## Exercise brief
Pick out every line in the data below that holds "JSON".

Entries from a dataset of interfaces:
# # # #

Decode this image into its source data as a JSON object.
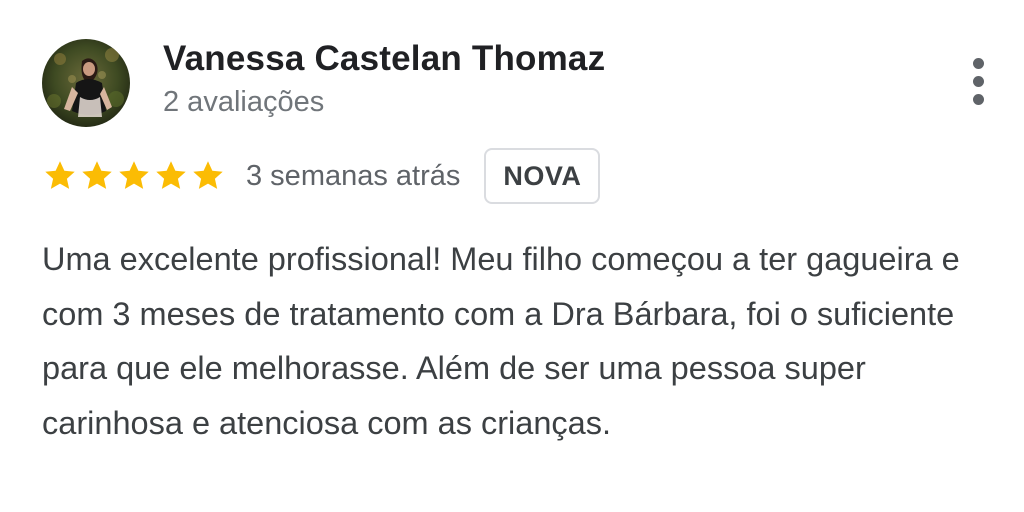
{
  "review": {
    "author_name": "Vanessa Castelan Thomaz",
    "review_count": "2 avaliações",
    "rating": 5,
    "rating_max": 5,
    "date": "3 semanas atrás",
    "badge": "NOVA",
    "text": "Uma excelente profissional! Meu filho começou a ter gagueira e com 3 meses de tratamento com a Dra Bárbara, foi o suficiente para que ele melhorasse. Além de ser uma pessoa super carinhosa e atenciosa com as crianças."
  },
  "icons": {
    "more": "more-vert-icon",
    "star": "star-icon"
  },
  "colors": {
    "star": "#fbbc04",
    "name": "#202124",
    "secondary": "#70757a",
    "text": "#3c4043",
    "badge_border": "#dadce0"
  }
}
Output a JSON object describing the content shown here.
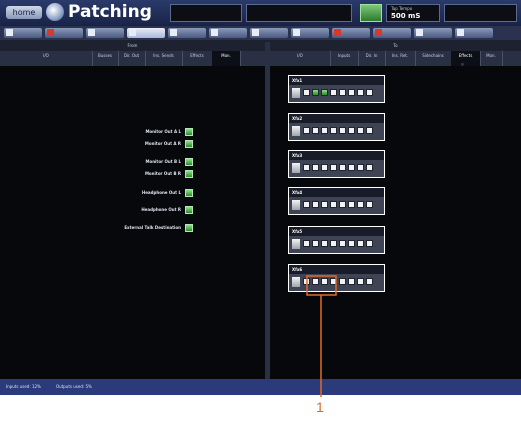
{
  "header": {
    "home_label": "home",
    "title": "Patching",
    "tap_tempo_label": "Tap Tempo",
    "tap_tempo_value": "500 mS"
  },
  "panels": {
    "from": {
      "title": "From",
      "tabs": [
        "I/O",
        "Busses",
        "Dir. Out",
        "Ins. Sends",
        "Effects",
        "Mon."
      ],
      "active_tab": "Mon."
    },
    "to": {
      "title": "To",
      "tabs": [
        "I/O",
        "Inputs",
        "Dir. In",
        "Ins. Ret.",
        "Sidechains",
        "Effects",
        "Mon."
      ],
      "active_tab": "Effects"
    }
  },
  "monitor_outputs": [
    "Monitor Out A L",
    "Monitor Out A R",
    "Monitor Out B L",
    "Monitor Out B R",
    "Headphone Out L",
    "Headphone Out R",
    "External Talk Destination"
  ],
  "effects": [
    {
      "name": "Xfx1",
      "patched_ports": [
        1,
        2
      ]
    },
    {
      "name": "Xfx2",
      "patched_ports": []
    },
    {
      "name": "Xfx3",
      "patched_ports": []
    },
    {
      "name": "Xfx4",
      "patched_ports": []
    },
    {
      "name": "Xfx5",
      "patched_ports": []
    },
    {
      "name": "Xfx6",
      "patched_ports": []
    }
  ],
  "status": {
    "inputs_used": "Inputs used: 12%",
    "outputs_used": "Outputs used: 5%"
  },
  "callout": {
    "number": "1",
    "color": "#e06a2a"
  },
  "colors": {
    "patched": "#3ea83a",
    "panel_bg": "#06080c",
    "title_bar": "#1a2448"
  }
}
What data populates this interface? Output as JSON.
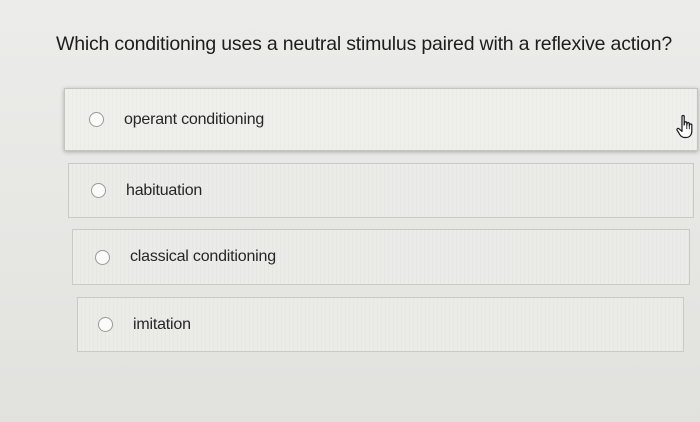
{
  "question": {
    "text": "Which conditioning uses a neutral stimulus paired with a reflexive action?"
  },
  "options": [
    {
      "label": "operant conditioning",
      "selected": false
    },
    {
      "label": "habituation",
      "selected": false
    },
    {
      "label": "classical conditioning",
      "selected": false
    },
    {
      "label": "imitation",
      "selected": false
    }
  ],
  "cursor": {
    "icon": "hand-pointer-icon"
  }
}
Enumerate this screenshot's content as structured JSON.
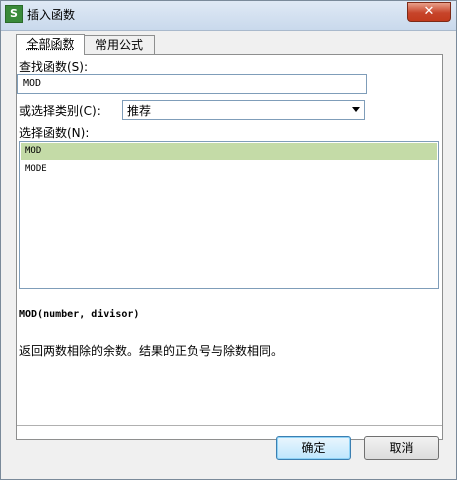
{
  "window": {
    "title": "插入函数",
    "app_icon_glyph": "S",
    "close_glyph": "✕"
  },
  "tabs": [
    {
      "label": "全部函数",
      "active": true
    },
    {
      "label": "常用公式",
      "active": false
    }
  ],
  "search": {
    "label": "查找函数(S):",
    "value": "MOD"
  },
  "category": {
    "label": "或选择类别(C):",
    "selected": "推荐"
  },
  "functions": {
    "label": "选择函数(N):",
    "items": [
      {
        "name": "MOD",
        "selected": true
      },
      {
        "name": "MODE",
        "selected": false
      }
    ]
  },
  "detail": {
    "signature": "MOD(number, divisor)",
    "description": "返回两数相除的余数。结果的正负号与除数相同。"
  },
  "buttons": {
    "ok": "确定",
    "cancel": "取消"
  },
  "colors": {
    "selected_row": "#c4dba7",
    "ok_button": "#bee6fd",
    "close_button": "#c7442a"
  }
}
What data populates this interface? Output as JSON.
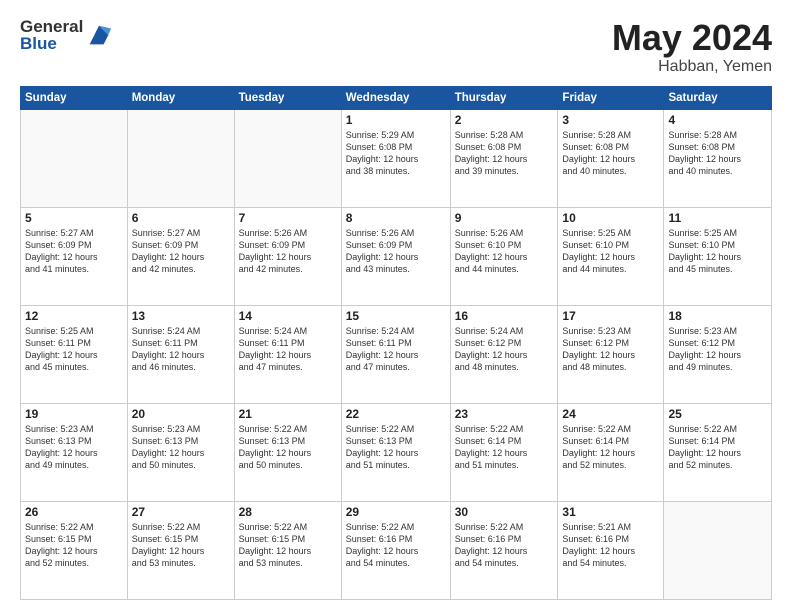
{
  "logo": {
    "general": "General",
    "blue": "Blue"
  },
  "title": {
    "month_year": "May 2024",
    "location": "Habban, Yemen"
  },
  "weekdays": [
    "Sunday",
    "Monday",
    "Tuesday",
    "Wednesday",
    "Thursday",
    "Friday",
    "Saturday"
  ],
  "weeks": [
    [
      {
        "day": "",
        "info": ""
      },
      {
        "day": "",
        "info": ""
      },
      {
        "day": "",
        "info": ""
      },
      {
        "day": "1",
        "info": "Sunrise: 5:29 AM\nSunset: 6:08 PM\nDaylight: 12 hours\nand 38 minutes."
      },
      {
        "day": "2",
        "info": "Sunrise: 5:28 AM\nSunset: 6:08 PM\nDaylight: 12 hours\nand 39 minutes."
      },
      {
        "day": "3",
        "info": "Sunrise: 5:28 AM\nSunset: 6:08 PM\nDaylight: 12 hours\nand 40 minutes."
      },
      {
        "day": "4",
        "info": "Sunrise: 5:28 AM\nSunset: 6:08 PM\nDaylight: 12 hours\nand 40 minutes."
      }
    ],
    [
      {
        "day": "5",
        "info": "Sunrise: 5:27 AM\nSunset: 6:09 PM\nDaylight: 12 hours\nand 41 minutes."
      },
      {
        "day": "6",
        "info": "Sunrise: 5:27 AM\nSunset: 6:09 PM\nDaylight: 12 hours\nand 42 minutes."
      },
      {
        "day": "7",
        "info": "Sunrise: 5:26 AM\nSunset: 6:09 PM\nDaylight: 12 hours\nand 42 minutes."
      },
      {
        "day": "8",
        "info": "Sunrise: 5:26 AM\nSunset: 6:09 PM\nDaylight: 12 hours\nand 43 minutes."
      },
      {
        "day": "9",
        "info": "Sunrise: 5:26 AM\nSunset: 6:10 PM\nDaylight: 12 hours\nand 44 minutes."
      },
      {
        "day": "10",
        "info": "Sunrise: 5:25 AM\nSunset: 6:10 PM\nDaylight: 12 hours\nand 44 minutes."
      },
      {
        "day": "11",
        "info": "Sunrise: 5:25 AM\nSunset: 6:10 PM\nDaylight: 12 hours\nand 45 minutes."
      }
    ],
    [
      {
        "day": "12",
        "info": "Sunrise: 5:25 AM\nSunset: 6:11 PM\nDaylight: 12 hours\nand 45 minutes."
      },
      {
        "day": "13",
        "info": "Sunrise: 5:24 AM\nSunset: 6:11 PM\nDaylight: 12 hours\nand 46 minutes."
      },
      {
        "day": "14",
        "info": "Sunrise: 5:24 AM\nSunset: 6:11 PM\nDaylight: 12 hours\nand 47 minutes."
      },
      {
        "day": "15",
        "info": "Sunrise: 5:24 AM\nSunset: 6:11 PM\nDaylight: 12 hours\nand 47 minutes."
      },
      {
        "day": "16",
        "info": "Sunrise: 5:24 AM\nSunset: 6:12 PM\nDaylight: 12 hours\nand 48 minutes."
      },
      {
        "day": "17",
        "info": "Sunrise: 5:23 AM\nSunset: 6:12 PM\nDaylight: 12 hours\nand 48 minutes."
      },
      {
        "day": "18",
        "info": "Sunrise: 5:23 AM\nSunset: 6:12 PM\nDaylight: 12 hours\nand 49 minutes."
      }
    ],
    [
      {
        "day": "19",
        "info": "Sunrise: 5:23 AM\nSunset: 6:13 PM\nDaylight: 12 hours\nand 49 minutes."
      },
      {
        "day": "20",
        "info": "Sunrise: 5:23 AM\nSunset: 6:13 PM\nDaylight: 12 hours\nand 50 minutes."
      },
      {
        "day": "21",
        "info": "Sunrise: 5:22 AM\nSunset: 6:13 PM\nDaylight: 12 hours\nand 50 minutes."
      },
      {
        "day": "22",
        "info": "Sunrise: 5:22 AM\nSunset: 6:13 PM\nDaylight: 12 hours\nand 51 minutes."
      },
      {
        "day": "23",
        "info": "Sunrise: 5:22 AM\nSunset: 6:14 PM\nDaylight: 12 hours\nand 51 minutes."
      },
      {
        "day": "24",
        "info": "Sunrise: 5:22 AM\nSunset: 6:14 PM\nDaylight: 12 hours\nand 52 minutes."
      },
      {
        "day": "25",
        "info": "Sunrise: 5:22 AM\nSunset: 6:14 PM\nDaylight: 12 hours\nand 52 minutes."
      }
    ],
    [
      {
        "day": "26",
        "info": "Sunrise: 5:22 AM\nSunset: 6:15 PM\nDaylight: 12 hours\nand 52 minutes."
      },
      {
        "day": "27",
        "info": "Sunrise: 5:22 AM\nSunset: 6:15 PM\nDaylight: 12 hours\nand 53 minutes."
      },
      {
        "day": "28",
        "info": "Sunrise: 5:22 AM\nSunset: 6:15 PM\nDaylight: 12 hours\nand 53 minutes."
      },
      {
        "day": "29",
        "info": "Sunrise: 5:22 AM\nSunset: 6:16 PM\nDaylight: 12 hours\nand 54 minutes."
      },
      {
        "day": "30",
        "info": "Sunrise: 5:22 AM\nSunset: 6:16 PM\nDaylight: 12 hours\nand 54 minutes."
      },
      {
        "day": "31",
        "info": "Sunrise: 5:21 AM\nSunset: 6:16 PM\nDaylight: 12 hours\nand 54 minutes."
      },
      {
        "day": "",
        "info": ""
      }
    ]
  ]
}
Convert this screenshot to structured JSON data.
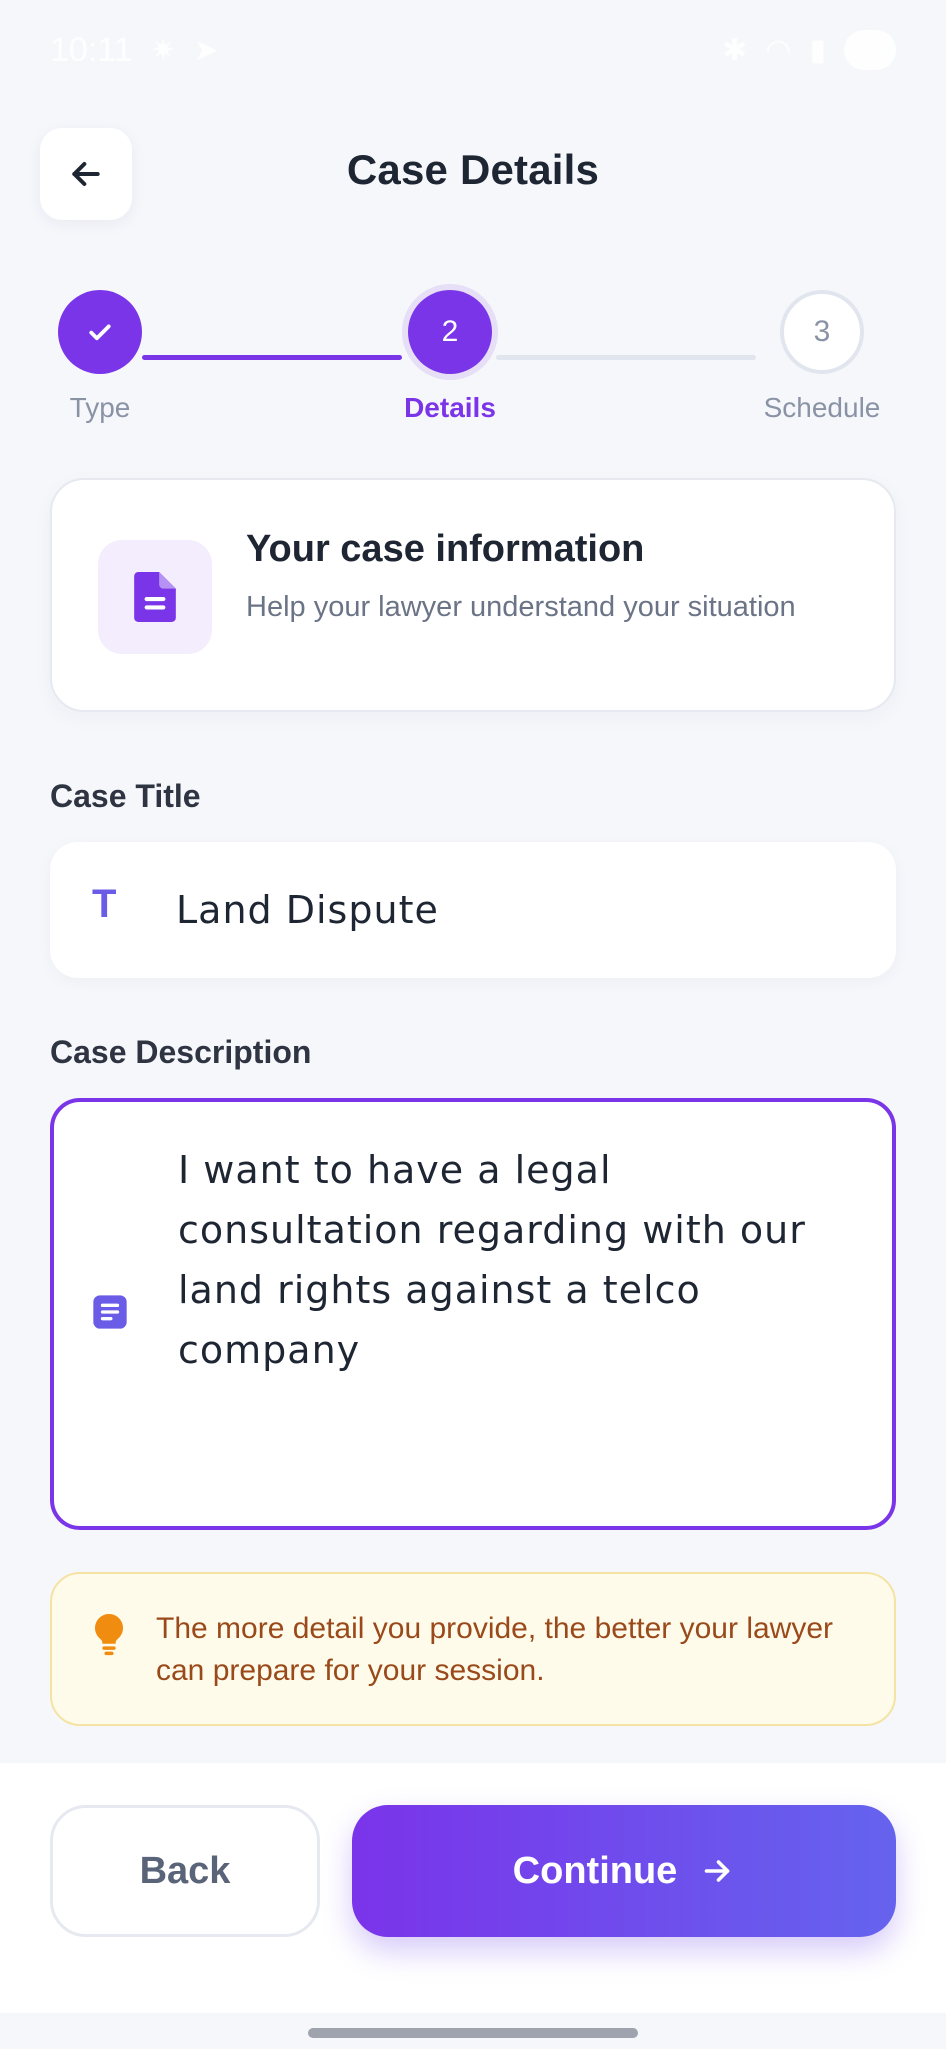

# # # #

## Response
Decode this image into its source data as a JSON object.
Output a JSON object describing the content shown here.
What data populates this interface? Output as JSON.
Enumerate this screenshot's content as structured JSON.
What data populates this interface? Output as JSON.
Convert this screenshot to structured JSON data.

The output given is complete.